In 2006, the American Trucking Association and Roadsafe America petitioned the Federal Motor Carrier Safety Administration to establish a rule regarding the use of speed-limiters on heavy trucks. In May of last year, the FMCSA and the National Highway Traffic Safety Administration agreed on a joint rule and submitted it to the White House Office of Management and Budget. The OMB delayed the issue by extending the review period for the rule. Last week, the rule was delayed again. The OMB also delayed the release of a regulation that would have created a database to track all truck drivers who failed or refused to take drug or alcohol tests.
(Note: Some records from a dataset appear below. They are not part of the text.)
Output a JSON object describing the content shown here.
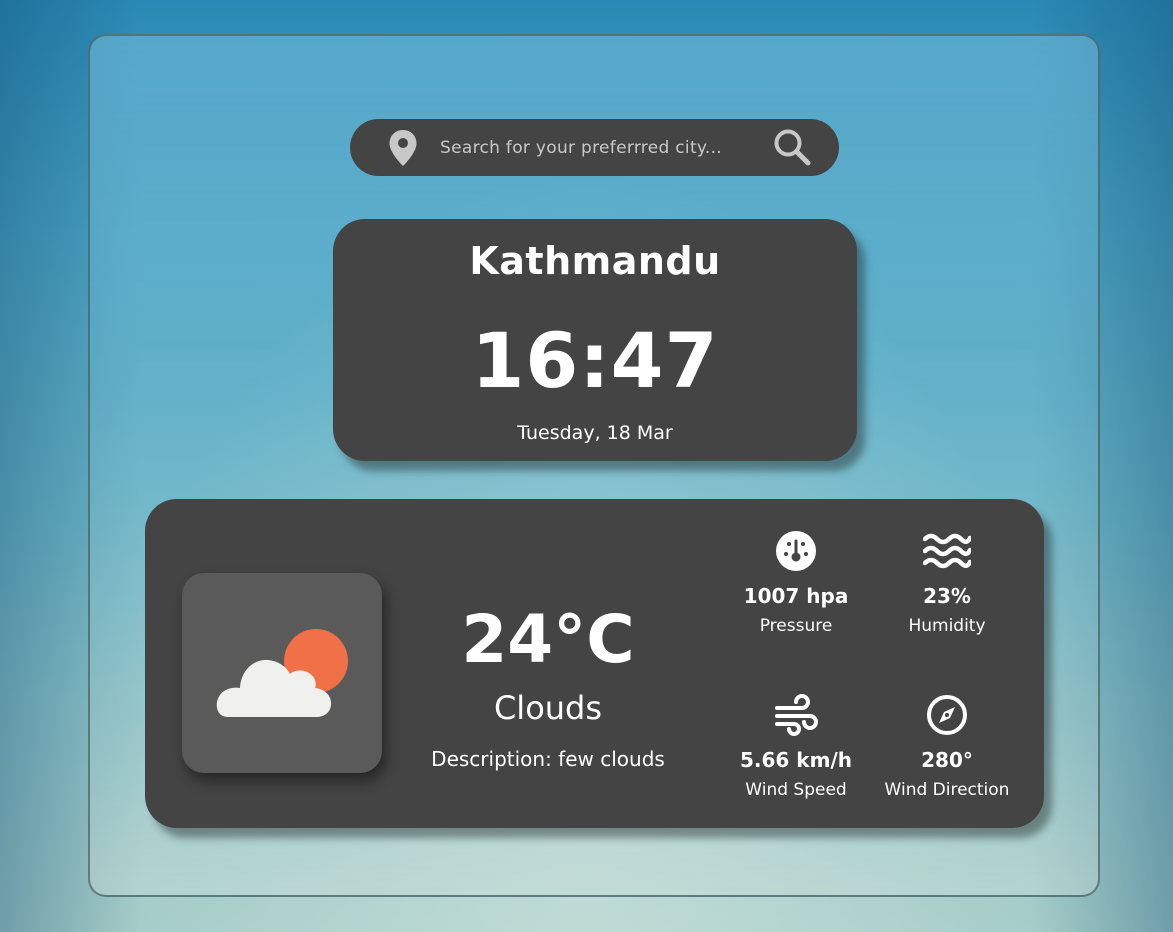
{
  "search": {
    "placeholder": "Search for your preferrred city...",
    "value": "",
    "location_icon": "location-pin-icon",
    "search_icon": "search-icon"
  },
  "clock_card": {
    "city": "Kathmandu",
    "time": "16:47",
    "date": "Tuesday, 18 Mar"
  },
  "weather": {
    "icon": "cloud-sun-icon",
    "temperature": "24°C",
    "condition": "Clouds",
    "description": "Description: few clouds",
    "stats": [
      {
        "icon": "pressure-gauge-icon",
        "value": "1007 hpa",
        "label": "Pressure"
      },
      {
        "icon": "humidity-waves-icon",
        "value": "23%",
        "label": "Humidity"
      },
      {
        "icon": "wind-icon",
        "value": "5.66 km/h",
        "label": "Wind Speed"
      },
      {
        "icon": "compass-icon",
        "value": "280°",
        "label": "Wind Direction"
      }
    ]
  },
  "colors": {
    "card": "#444444",
    "icon_box": "#5a5a5a",
    "sun": "#f07048",
    "cloud": "#f0f0ee",
    "text": "#ffffff"
  }
}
The use of speed limiters is highly controversial among truck industry insiders. Surveys of individual owner/operators suggest that speed limiters are unpopular. Several larger trucking companies are in favor of the measure. The smaller owners believe that speed limiters are not intended to improve safety, but rather are intended to eliminate competitors to the larger companies.
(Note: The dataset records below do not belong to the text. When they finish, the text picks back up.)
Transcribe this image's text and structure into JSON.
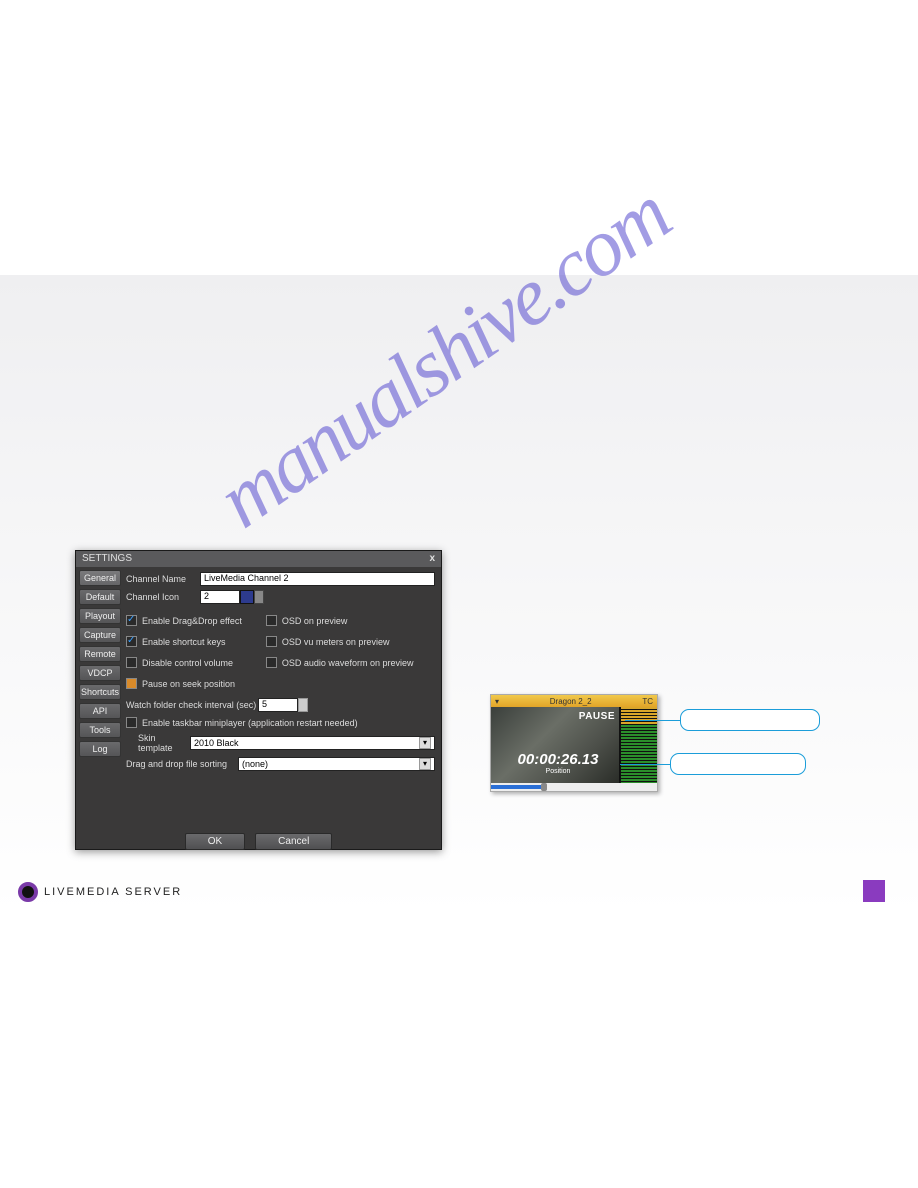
{
  "watermark": "manualshive.com",
  "dialog": {
    "title": "SETTINGS",
    "close": "x",
    "tabs": [
      "General",
      "Default",
      "Playout",
      "Capture",
      "Remote",
      "VDCP",
      "Shortcuts",
      "API",
      "Tools",
      "Log"
    ],
    "fields": {
      "channel_name_label": "Channel Name",
      "channel_name_value": "LiveMedia Channel 2",
      "channel_icon_label": "Channel Icon",
      "channel_icon_value": "2",
      "enable_dragdrop": "Enable Drag&Drop effect",
      "enable_shortcut": "Enable shortcut keys",
      "disable_volume": "Disable control volume",
      "pause_seek": "Pause on seek position",
      "osd_preview": "OSD on preview",
      "osd_vu": "OSD vu meters on preview",
      "osd_wave": "OSD audio waveform on preview",
      "watch_label": "Watch folder check interval (sec)",
      "watch_value": "5",
      "taskbar_mini": "Enable taskbar miniplayer (application restart needed)",
      "skin_label": "Skin template",
      "skin_value": "2010 Black",
      "sort_label": "Drag and drop file sorting",
      "sort_value": "(none)"
    },
    "buttons": {
      "ok": "OK",
      "cancel": "Cancel"
    }
  },
  "preview": {
    "title": "Dragon 2_2",
    "tc_label": "TC",
    "state": "PAUSE",
    "timecode": "00:00:26.13",
    "pos_label": "Position"
  },
  "footer": {
    "brand": "LIVEMEDIA SERVER"
  }
}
Understanding the impact of speed limiters on highway safety is complicated. Speed limiters would potentially increase the speed differential between cars and semi trucks on the road. The established speed limits would continue to be respected or ignored by the drivers of passenger vehicles as usual. Trucks would be incapable of exceeding 65 mph. Larger speed differentials have been tied to an increase in rear-end collisions, according to the Federal Highway Administration. Speed limiters could contribute to an increase in this type of accident. However, speed limiters could potentially reduce accidents caused by trucks driving at excessive speeds. The overall safety impact would depend on the relative frequency of these truck crashes.
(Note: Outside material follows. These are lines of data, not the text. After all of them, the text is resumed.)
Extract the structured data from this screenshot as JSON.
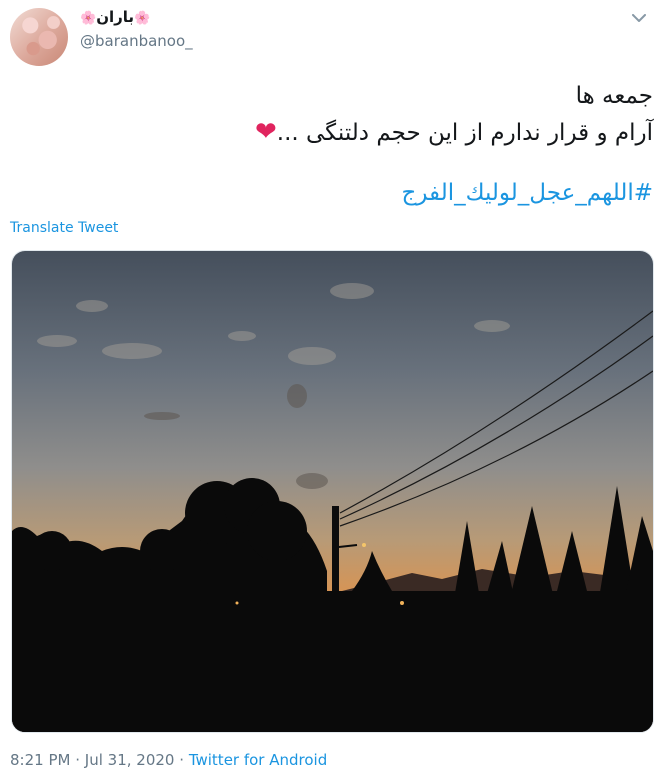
{
  "author": {
    "display_name": "باران",
    "flower_glyph": "🌸",
    "handle": "@baranbanoo_"
  },
  "tweet": {
    "lines": [
      "جمعه ها",
      "آرام و قرار ندارم از این حجم دلتنگی ..."
    ],
    "heart_glyph": "❤",
    "hashtag": "#اللهم_عجل_لوليك_الفرج",
    "translate_label": "Translate Tweet"
  },
  "meta": {
    "time": "8:21 PM",
    "date": "Jul 31, 2020",
    "separator": "·",
    "source": "Twitter for Android"
  },
  "icons": {
    "menu": "chevron-down-icon"
  },
  "colors": {
    "link": "#1b95e0",
    "muted": "#657786",
    "heart": "#e0245e"
  }
}
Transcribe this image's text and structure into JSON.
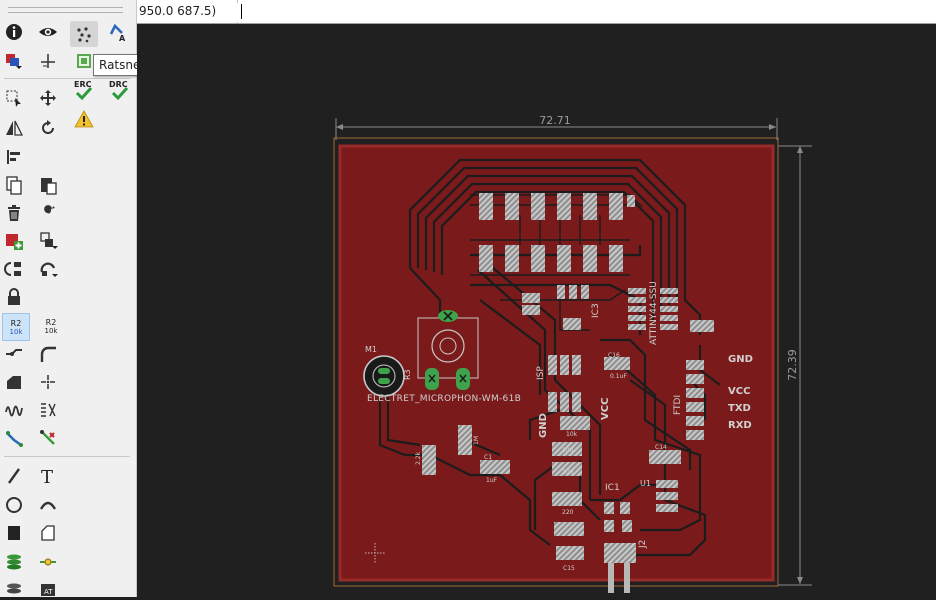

Sources: Overdrive, “DOT further delays speed limiter, drug/alcohol clearinghouse rules,” by Matt Cole, 15 April 2016